In order to understand the situation, I have tried to get voices from Moldova during the last days.
What I get are responses that openly show that very optimistic or at least realistic people have become very negative since Tuesday. Most express fear and confusion about a situation that is new in Moldova, unseen in the last 20 years. Most think that the riots which broke out last Tuesday were provoked by actors that would profit from a situation in which the demonstration against alleged frauds during the elections would not end peacefully.
I see and hear open criticism about the international community in Chisinau and abroad, for its lack of action, for its diplomatic restraint. But I have also heard criticism about the political opposition that lacks true leadership and which continued what it was doing during the election campaign: Jumping from complaint to complaint, but mostly without presenting professional proof for the allegations.
But is most striking is the shocked tone when people describe the reactions from the Communist authorities during the last days, arresting hundreds of young people, beating national and expelling international journalists, blocking independent and critical news sources, provoking a diplomatic conflict with Romania. Even people who have seen worse in the past are horrified by what is going on now.
And what I see now is determination for tomorrow's demonstrations.
I am not sure whether the opposition will get enough people on the streets to make itself heard, in Moldova and abroad, especially with the overrated Twitter #pman hashtag being just noise by now.
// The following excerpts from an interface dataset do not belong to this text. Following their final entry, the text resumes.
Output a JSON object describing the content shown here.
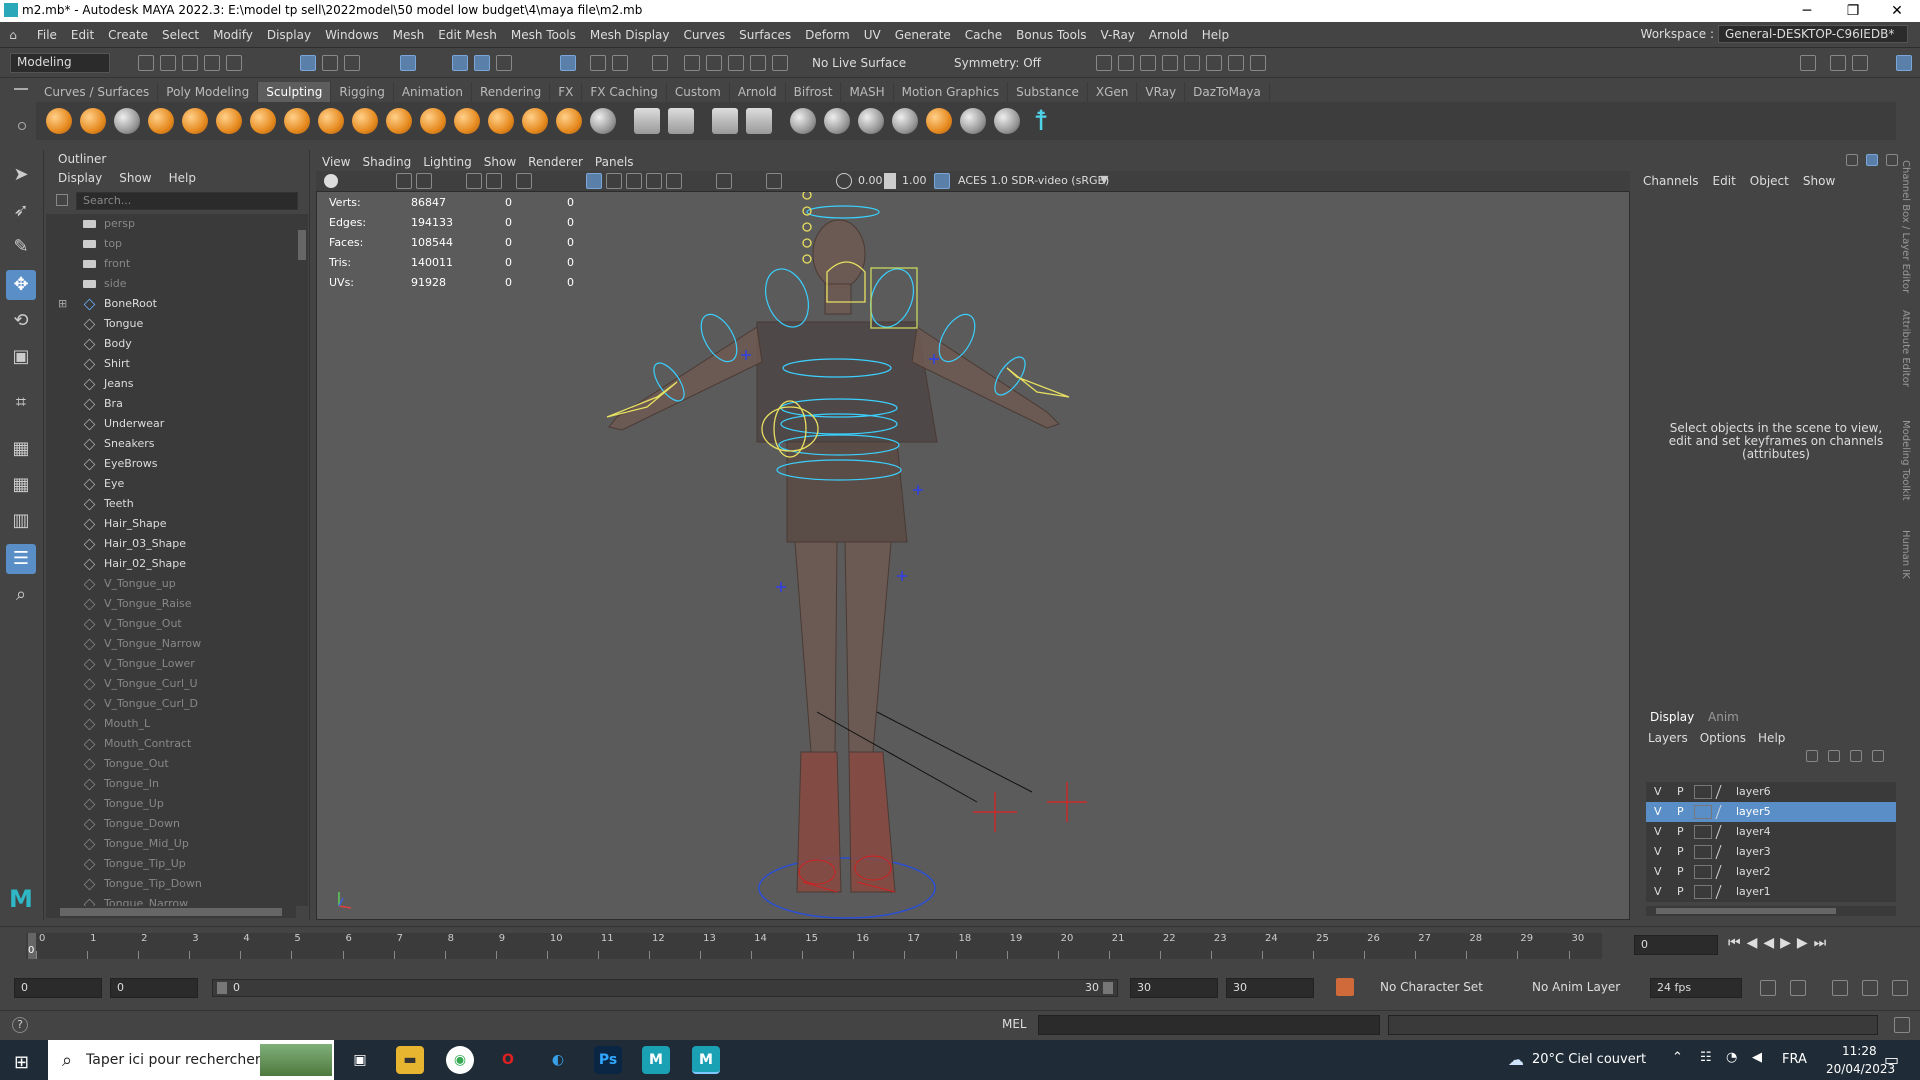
{
  "window": {
    "title": "m2.mb* - Autodesk MAYA 2022.3: E:\\model tp sell\\2022model\\50 model low budget\\4\\maya file\\m2.mb"
  },
  "menus": [
    "File",
    "Edit",
    "Create",
    "Select",
    "Modify",
    "Display",
    "Windows",
    "Mesh",
    "Edit Mesh",
    "Mesh Tools",
    "Mesh Display",
    "Curves",
    "Surfaces",
    "Deform",
    "UV",
    "Generate",
    "Cache",
    "Bonus Tools",
    "V-Ray",
    "Arnold",
    "Help"
  ],
  "workspace": {
    "label": "Workspace :",
    "value": "General-DESKTOP-C96IEDB*"
  },
  "statusline": {
    "menuset": "Modeling",
    "live_surface": "No Live Surface",
    "symmetry": "Symmetry: Off"
  },
  "shelf_tabs": [
    "Curves / Surfaces",
    "Poly Modeling",
    "Sculpting",
    "Rigging",
    "Animation",
    "Rendering",
    "FX",
    "FX Caching",
    "Custom",
    "Arnold",
    "Bifrost",
    "MASH",
    "Motion Graphics",
    "Substance",
    "XGen",
    "VRay",
    "DazToMaya"
  ],
  "shelf_active": "Sculpting",
  "outliner": {
    "title": "Outliner",
    "menu": [
      "Display",
      "Show",
      "Help"
    ],
    "search_placeholder": "Search...",
    "items": [
      {
        "name": "persp",
        "kind": "cam",
        "dim": true
      },
      {
        "name": "top",
        "kind": "cam",
        "dim": true
      },
      {
        "name": "front",
        "kind": "cam",
        "dim": true
      },
      {
        "name": "side",
        "kind": "cam",
        "dim": true
      },
      {
        "name": "BoneRoot",
        "kind": "joint",
        "dim": false
      },
      {
        "name": "Tongue",
        "kind": "mesh",
        "dim": false
      },
      {
        "name": "Body",
        "kind": "mesh",
        "dim": false
      },
      {
        "name": "Shirt",
        "kind": "mesh",
        "dim": false
      },
      {
        "name": "Jeans",
        "kind": "mesh",
        "dim": false
      },
      {
        "name": "Bra",
        "kind": "mesh",
        "dim": false
      },
      {
        "name": "Underwear",
        "kind": "mesh",
        "dim": false
      },
      {
        "name": "Sneakers",
        "kind": "mesh",
        "dim": false
      },
      {
        "name": "EyeBrows",
        "kind": "mesh",
        "dim": false
      },
      {
        "name": "Eye",
        "kind": "mesh",
        "dim": false
      },
      {
        "name": "Teeth",
        "kind": "mesh",
        "dim": false
      },
      {
        "name": "Hair_Shape",
        "kind": "mesh",
        "dim": false
      },
      {
        "name": "Hair_03_Shape",
        "kind": "mesh",
        "dim": false
      },
      {
        "name": "Hair_02_Shape",
        "kind": "mesh",
        "dim": false
      },
      {
        "name": "V_Tongue_up",
        "kind": "mesh",
        "dim": true
      },
      {
        "name": "V_Tongue_Raise",
        "kind": "mesh",
        "dim": true
      },
      {
        "name": "V_Tongue_Out",
        "kind": "mesh",
        "dim": true
      },
      {
        "name": "V_Tongue_Narrow",
        "kind": "mesh",
        "dim": true
      },
      {
        "name": "V_Tongue_Lower",
        "kind": "mesh",
        "dim": true
      },
      {
        "name": "V_Tongue_Curl_U",
        "kind": "mesh",
        "dim": true
      },
      {
        "name": "V_Tongue_Curl_D",
        "kind": "mesh",
        "dim": true
      },
      {
        "name": "Mouth_L",
        "kind": "mesh",
        "dim": true
      },
      {
        "name": "Mouth_Contract",
        "kind": "mesh",
        "dim": true
      },
      {
        "name": "Tongue_Out",
        "kind": "mesh",
        "dim": true
      },
      {
        "name": "Tongue_In",
        "kind": "mesh",
        "dim": true
      },
      {
        "name": "Tongue_Up",
        "kind": "mesh",
        "dim": true
      },
      {
        "name": "Tongue_Down",
        "kind": "mesh",
        "dim": true
      },
      {
        "name": "Tongue_Mid_Up",
        "kind": "mesh",
        "dim": true
      },
      {
        "name": "Tongue_Tip_Up",
        "kind": "mesh",
        "dim": true
      },
      {
        "name": "Tongue_Tip_Down",
        "kind": "mesh",
        "dim": true
      },
      {
        "name": "Tongue_Narrow",
        "kind": "mesh",
        "dim": true
      }
    ]
  },
  "viewport": {
    "menu": [
      "View",
      "Shading",
      "Lighting",
      "Show",
      "Renderer",
      "Panels"
    ],
    "exposure": "0.00",
    "gamma": "1.00",
    "color_space": "ACES 1.0 SDR-video (sRGB)",
    "hud": [
      {
        "label": "Verts:",
        "v": "86847",
        "a": "0",
        "b": "0"
      },
      {
        "label": "Edges:",
        "v": "194133",
        "a": "0",
        "b": "0"
      },
      {
        "label": "Faces:",
        "v": "108544",
        "a": "0",
        "b": "0"
      },
      {
        "label": "Tris:",
        "v": "140011",
        "a": "0",
        "b": "0"
      },
      {
        "label": "UVs:",
        "v": "91928",
        "a": "0",
        "b": "0"
      }
    ]
  },
  "channelbox": {
    "menu": [
      "Channels",
      "Edit",
      "Object",
      "Show"
    ],
    "message": "Select objects in the scene to view, edit and set keyframes on channels (attributes)",
    "side_tabs": [
      "Channel Box / Layer Editor",
      "Attribute Editor",
      "Modeling Toolkit",
      "Human IK"
    ]
  },
  "layer_editor": {
    "tabs": [
      "Display",
      "Anim"
    ],
    "menu": [
      "Layers",
      "Options",
      "Help"
    ],
    "layers": [
      {
        "name": "layer6",
        "v": "V",
        "p": "P",
        "selected": false
      },
      {
        "name": "layer5",
        "v": "V",
        "p": "P",
        "selected": true
      },
      {
        "name": "layer4",
        "v": "V",
        "p": "P",
        "selected": false
      },
      {
        "name": "layer3",
        "v": "V",
        "p": "P",
        "selected": false
      },
      {
        "name": "layer2",
        "v": "V",
        "p": "P",
        "selected": false
      },
      {
        "name": "layer1",
        "v": "V",
        "p": "P",
        "selected": false
      }
    ]
  },
  "timeline": {
    "ticks": [
      "0",
      "1",
      "2",
      "3",
      "4",
      "5",
      "6",
      "7",
      "8",
      "9",
      "10",
      "11",
      "12",
      "13",
      "14",
      "15",
      "16",
      "17",
      "18",
      "19",
      "20",
      "21",
      "22",
      "23",
      "24",
      "25",
      "26",
      "27",
      "28",
      "29",
      "30"
    ],
    "current_frame": "0",
    "current_field": "0",
    "range_start": "0",
    "range_start2": "0",
    "range_bar_start": "0",
    "range_bar_end": "30",
    "range_end": "30",
    "range_end2": "30",
    "character_set": "No Character Set",
    "anim_layer": "No Anim Layer",
    "fps": "24 fps"
  },
  "cmdline": {
    "lang": "MEL"
  },
  "taskbar": {
    "search_placeholder": "Taper ici pour rechercher",
    "weather": "20°C  Ciel couvert",
    "lang": "FRA",
    "time": "11:28",
    "date": "20/04/2023"
  }
}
I am not sure whether certain elements will not be able to turn a protest that is intended to be peaceful into violent demonstrations again.
And I am not sure about the reactions of a state and its authorities which have shown considerable paranoia lately - a state which might be ready to overreact against its own citizens in the best manners of an autocratic state that is afraid of losing control and that has received open support for repressive measures by Russian authorities, those Russian authorities that also foster the internal but internationalised conflict with the separatist Transnistrian region in Moldova.
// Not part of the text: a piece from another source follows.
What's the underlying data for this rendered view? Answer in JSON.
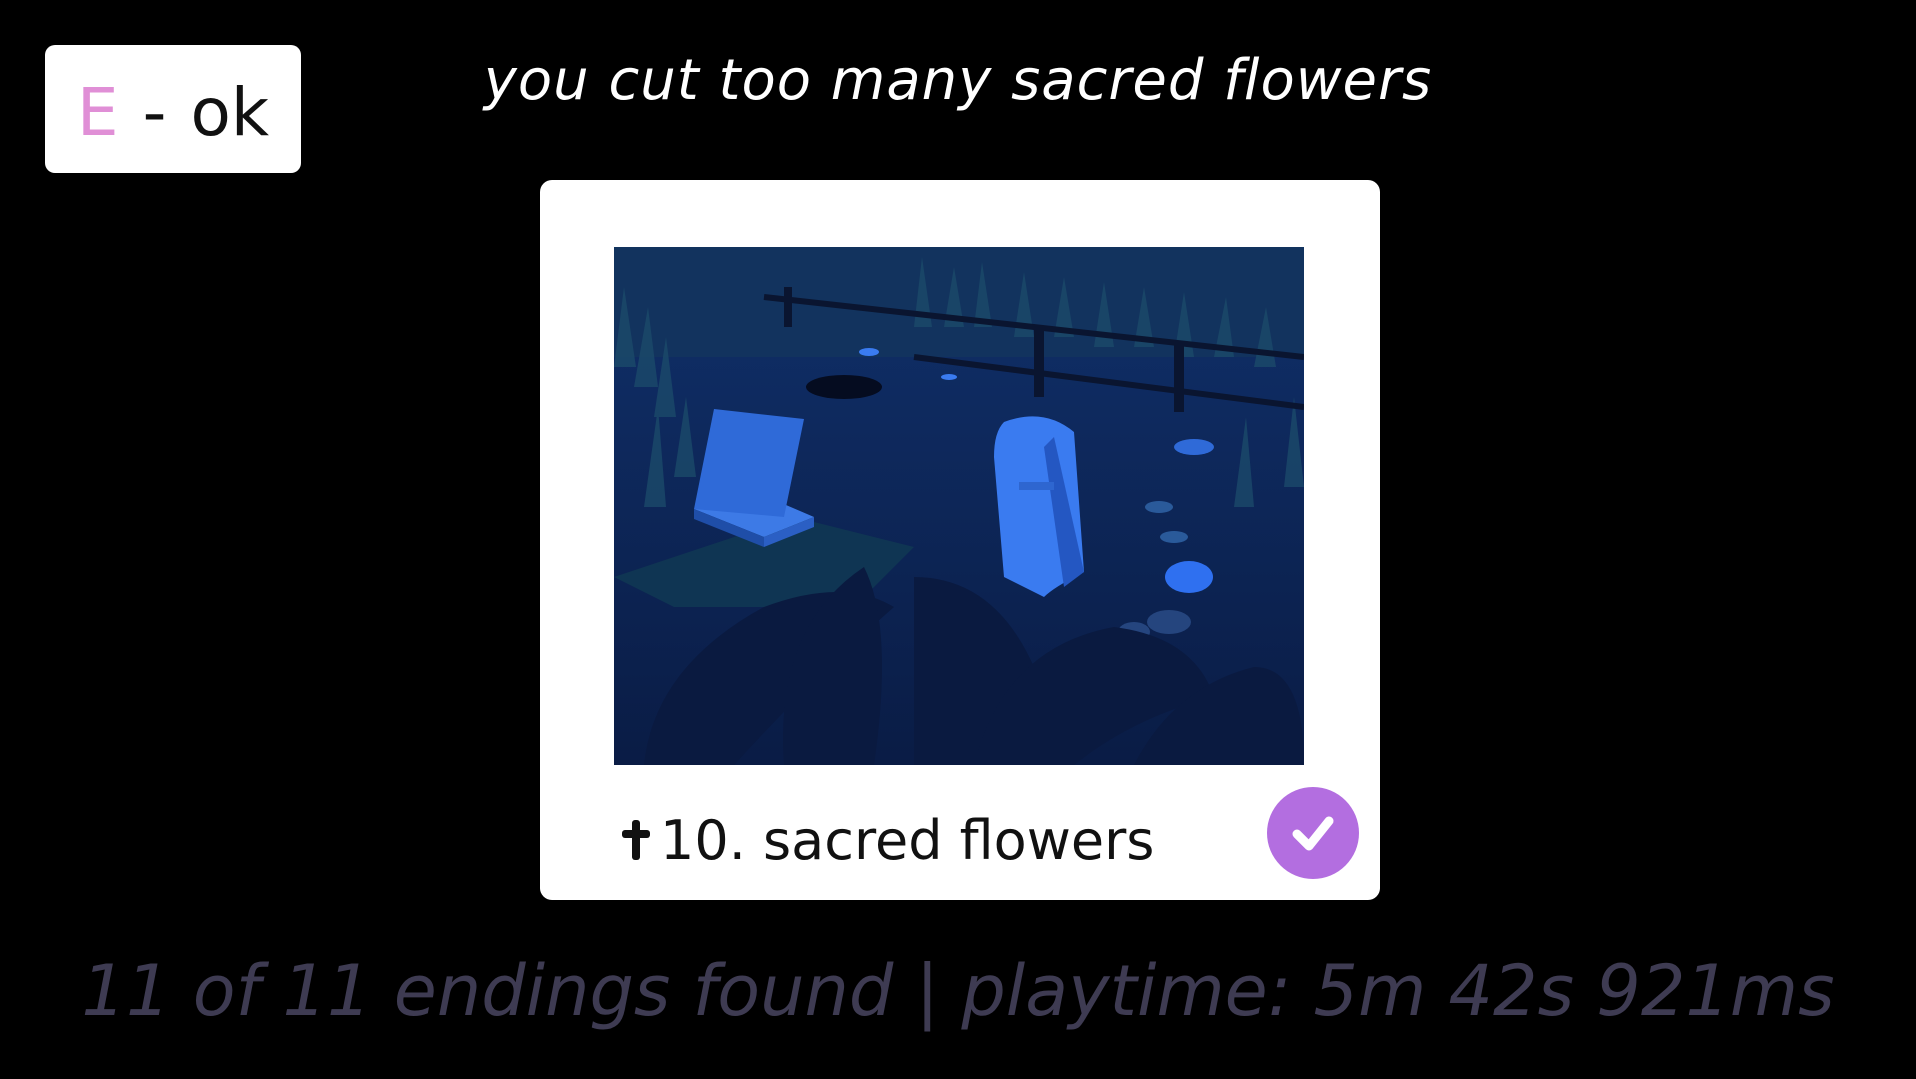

The question is: Where is Moldova going tomorrow - to heaven or to hell?
Previous articles in this blog:
- Human rights and the rule of law in Moldova under attack after the protests
- The Moldovan case: Some backgrounds on the political situation
- Developing story: Violent demonstrations in Moldova after Sunday's elections
- Elections in Moldova: Governing Communists win, opposition demands re-elections - updated (3x)
- Moldova's parliamentary elections in April: One fourth of electorate left aside?